Unique Learning System + Classroom Suite=Student Success
IntelliTools® has combined efforts with N2Y, Inc. to deliver fully accessible computer-based Classroom Suite activities aligned to many of the core skills development lessons contained within the scope and sequence of the standards-based Unique Learning System curriculum. It’s great to have two wonderful learning tools combined into one unit.
ZoomText 10.1 for Windows 8 is here, offering full support for the Windows 8 operating system, including touch screen devices. It’s compatible with Office 2013 and Internet Explorer 10. The magnification of text is crystal clear!
Check it out!
We love doing fun things with cubes. We use the styrofoam floral cubes you can get from the dollar store. Or you can build your own cube as they did hear with this Activity Cube idea. If you have kids that have a hard time sitting still for long periods and just need a break and a chance to move, consider integrating this idea into their school day. It can help the student develop self-regulation and self-monitoring as they learn how monitor their need for movement. Share with the families of your students too! Directions for making it can be found here: http://www.littlefamilyfun.com/2011/04/physical-activity-cube.html
Many of us have long been concerned about the amount of time our toddlers and young children spend on computers and iPads, decreasing the amount of time for manipulating materials and exploring their environments. Several apps have been introduced over the last year or so that attempt to bridge the digital world and real manipulative activities. Here is another app that attempts to do just that by introducing the use of puzzle pieces with iPads. Tiggly.com

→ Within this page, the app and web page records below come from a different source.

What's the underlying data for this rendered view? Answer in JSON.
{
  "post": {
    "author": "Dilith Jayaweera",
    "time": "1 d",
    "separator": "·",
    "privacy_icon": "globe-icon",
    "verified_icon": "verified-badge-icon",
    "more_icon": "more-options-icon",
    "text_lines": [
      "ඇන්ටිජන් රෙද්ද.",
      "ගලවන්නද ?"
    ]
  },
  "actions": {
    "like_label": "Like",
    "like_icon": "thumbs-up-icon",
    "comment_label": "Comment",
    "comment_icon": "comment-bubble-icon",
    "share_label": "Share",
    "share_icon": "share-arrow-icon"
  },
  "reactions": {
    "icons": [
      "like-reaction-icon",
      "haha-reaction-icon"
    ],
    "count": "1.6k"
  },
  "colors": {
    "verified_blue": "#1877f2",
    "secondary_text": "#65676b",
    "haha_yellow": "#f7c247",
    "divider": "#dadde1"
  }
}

Did you know when you Google Search “30 Second Timer” it will automatically bring up a timer set for that amount of time. You can change the time (minutes and seconds) and it will set the Google Timer for that amount of time. Instead of searching for a time timer or other physical timer to use with your students, try the online Google Timer. Note: This Google search will also bring up other online timers. Check them out!

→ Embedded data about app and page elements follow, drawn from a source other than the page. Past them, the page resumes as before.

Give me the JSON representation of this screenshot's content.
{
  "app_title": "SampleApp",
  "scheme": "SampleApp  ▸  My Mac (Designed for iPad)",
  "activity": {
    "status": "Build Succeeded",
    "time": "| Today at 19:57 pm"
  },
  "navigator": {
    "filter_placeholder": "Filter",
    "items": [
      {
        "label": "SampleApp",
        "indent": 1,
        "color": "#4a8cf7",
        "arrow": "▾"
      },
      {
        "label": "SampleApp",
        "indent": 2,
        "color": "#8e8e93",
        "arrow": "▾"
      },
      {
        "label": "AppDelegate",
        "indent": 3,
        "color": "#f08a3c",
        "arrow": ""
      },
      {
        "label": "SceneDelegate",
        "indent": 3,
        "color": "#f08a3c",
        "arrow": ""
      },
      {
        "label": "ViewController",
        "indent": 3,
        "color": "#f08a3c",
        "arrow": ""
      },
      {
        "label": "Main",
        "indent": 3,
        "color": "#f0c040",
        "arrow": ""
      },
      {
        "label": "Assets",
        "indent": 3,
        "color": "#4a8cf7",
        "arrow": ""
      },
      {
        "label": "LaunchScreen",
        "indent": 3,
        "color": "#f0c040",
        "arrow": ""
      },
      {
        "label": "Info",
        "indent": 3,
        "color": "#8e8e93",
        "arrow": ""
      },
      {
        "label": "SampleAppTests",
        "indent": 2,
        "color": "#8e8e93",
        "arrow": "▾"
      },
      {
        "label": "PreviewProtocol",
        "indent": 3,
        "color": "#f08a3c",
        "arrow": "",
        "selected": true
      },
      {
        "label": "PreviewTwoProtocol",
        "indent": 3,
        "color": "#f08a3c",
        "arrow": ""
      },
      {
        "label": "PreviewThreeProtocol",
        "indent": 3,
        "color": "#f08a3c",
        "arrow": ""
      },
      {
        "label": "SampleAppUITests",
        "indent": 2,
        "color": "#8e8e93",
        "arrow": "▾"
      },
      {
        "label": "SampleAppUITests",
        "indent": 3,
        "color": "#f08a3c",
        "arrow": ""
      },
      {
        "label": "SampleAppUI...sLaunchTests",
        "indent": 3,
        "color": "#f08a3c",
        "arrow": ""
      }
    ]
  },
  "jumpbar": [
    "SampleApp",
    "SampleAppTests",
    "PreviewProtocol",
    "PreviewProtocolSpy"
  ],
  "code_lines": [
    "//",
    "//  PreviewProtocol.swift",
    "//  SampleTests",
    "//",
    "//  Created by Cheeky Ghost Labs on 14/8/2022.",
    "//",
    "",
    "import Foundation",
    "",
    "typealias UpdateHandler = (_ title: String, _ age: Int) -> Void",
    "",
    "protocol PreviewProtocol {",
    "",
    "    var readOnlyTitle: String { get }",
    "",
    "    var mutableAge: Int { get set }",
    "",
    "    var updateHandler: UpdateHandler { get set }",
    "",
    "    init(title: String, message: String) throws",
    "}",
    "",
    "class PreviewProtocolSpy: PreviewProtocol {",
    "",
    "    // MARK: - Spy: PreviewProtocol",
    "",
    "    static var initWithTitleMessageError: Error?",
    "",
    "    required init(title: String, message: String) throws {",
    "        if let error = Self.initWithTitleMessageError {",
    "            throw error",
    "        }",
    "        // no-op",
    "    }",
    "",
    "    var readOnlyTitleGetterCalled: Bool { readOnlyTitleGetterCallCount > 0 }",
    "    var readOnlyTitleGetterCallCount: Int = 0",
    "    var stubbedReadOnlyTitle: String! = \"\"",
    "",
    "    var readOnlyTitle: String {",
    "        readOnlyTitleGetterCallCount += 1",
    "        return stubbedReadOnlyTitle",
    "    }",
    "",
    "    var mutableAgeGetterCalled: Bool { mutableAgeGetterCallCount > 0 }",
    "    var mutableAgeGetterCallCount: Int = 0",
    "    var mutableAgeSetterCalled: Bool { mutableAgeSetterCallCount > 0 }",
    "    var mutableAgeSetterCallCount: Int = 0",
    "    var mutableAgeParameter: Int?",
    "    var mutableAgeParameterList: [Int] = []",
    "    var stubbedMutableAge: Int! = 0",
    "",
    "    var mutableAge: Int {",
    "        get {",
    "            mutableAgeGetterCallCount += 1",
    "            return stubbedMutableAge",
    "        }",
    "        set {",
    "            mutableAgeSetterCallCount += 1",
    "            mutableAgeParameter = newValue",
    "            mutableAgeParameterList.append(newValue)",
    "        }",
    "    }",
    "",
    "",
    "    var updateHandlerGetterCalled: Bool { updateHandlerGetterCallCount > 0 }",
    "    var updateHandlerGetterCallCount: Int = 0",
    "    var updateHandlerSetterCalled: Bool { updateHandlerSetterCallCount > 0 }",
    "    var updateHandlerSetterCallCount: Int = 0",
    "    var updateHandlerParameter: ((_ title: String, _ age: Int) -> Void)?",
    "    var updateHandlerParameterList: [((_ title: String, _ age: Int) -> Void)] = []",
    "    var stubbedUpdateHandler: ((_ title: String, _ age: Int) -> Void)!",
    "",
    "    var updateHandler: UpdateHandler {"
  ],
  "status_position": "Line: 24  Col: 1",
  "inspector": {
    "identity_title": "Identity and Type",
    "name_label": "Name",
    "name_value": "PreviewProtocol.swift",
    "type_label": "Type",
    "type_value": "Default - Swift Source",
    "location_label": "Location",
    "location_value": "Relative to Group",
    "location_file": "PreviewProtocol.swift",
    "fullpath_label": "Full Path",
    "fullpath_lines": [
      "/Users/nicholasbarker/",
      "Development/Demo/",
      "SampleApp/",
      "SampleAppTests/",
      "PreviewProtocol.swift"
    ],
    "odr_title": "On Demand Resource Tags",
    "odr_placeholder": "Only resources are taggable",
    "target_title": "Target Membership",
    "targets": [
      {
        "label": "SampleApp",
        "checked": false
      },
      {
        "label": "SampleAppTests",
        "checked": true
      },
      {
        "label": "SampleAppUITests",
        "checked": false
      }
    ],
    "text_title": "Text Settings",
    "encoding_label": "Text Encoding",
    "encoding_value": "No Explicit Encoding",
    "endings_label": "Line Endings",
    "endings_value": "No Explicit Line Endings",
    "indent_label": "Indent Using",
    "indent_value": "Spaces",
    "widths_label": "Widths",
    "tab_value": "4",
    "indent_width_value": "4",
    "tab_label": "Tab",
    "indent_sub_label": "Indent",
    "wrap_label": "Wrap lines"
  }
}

Found a great site with fun cool ideas for the classroom. Many teachers use whiteboards to engage students in learning and also to check for knowledge. Here is a fun way students can easily write and wipe their boards by using hot glue to attach a pom-pom to the end of a dry erase marker.
Check it out! You won’t be able to resist it!
A recent article highlighting the need for increased accessiblity in airports reminds us that certain features are critical everywhere for people who are deaf and hard-of-hearing. Here are the suggestions in the article that we can generalize to school and work settings:
- Position way finding signs at the right height
- Equip check-in desks with hearing loop, Flight Information Display Systems with video in International Sign Language and captioned information
- Departure Halls and gates must be fitted with Flight Information Display Systems featuring video display of verbal announcements (speech recognition technology).
Here is a great resource of iOS apps created by Barbara Welsford that was shared on the qiat listserve and posted in the resource bank on the qiat website. This interactive resource maps apps with core UDL principles. Each icon is linked to the iTunes preview description of the app.
We have been hearing about the flipped classroom and many are puzzled about how it will look and be received by the students. EmergingEdTech interviewed a biology professor from the College of the Redwoods who has been teaching anatomy to her pre-nursing students for the past two semesters. I like the way the article is written because it gives the reader ideas and options for providing a flipped classroom environment. What I also found interesting was that the professor found that her brightest students didn’t like moving away from the lecture/take notes format because that is how they had been successful. Think about your students who are struggling within the typical classroom now—could the flipped approach be what they need to be successful? Worth trying out? See what you think.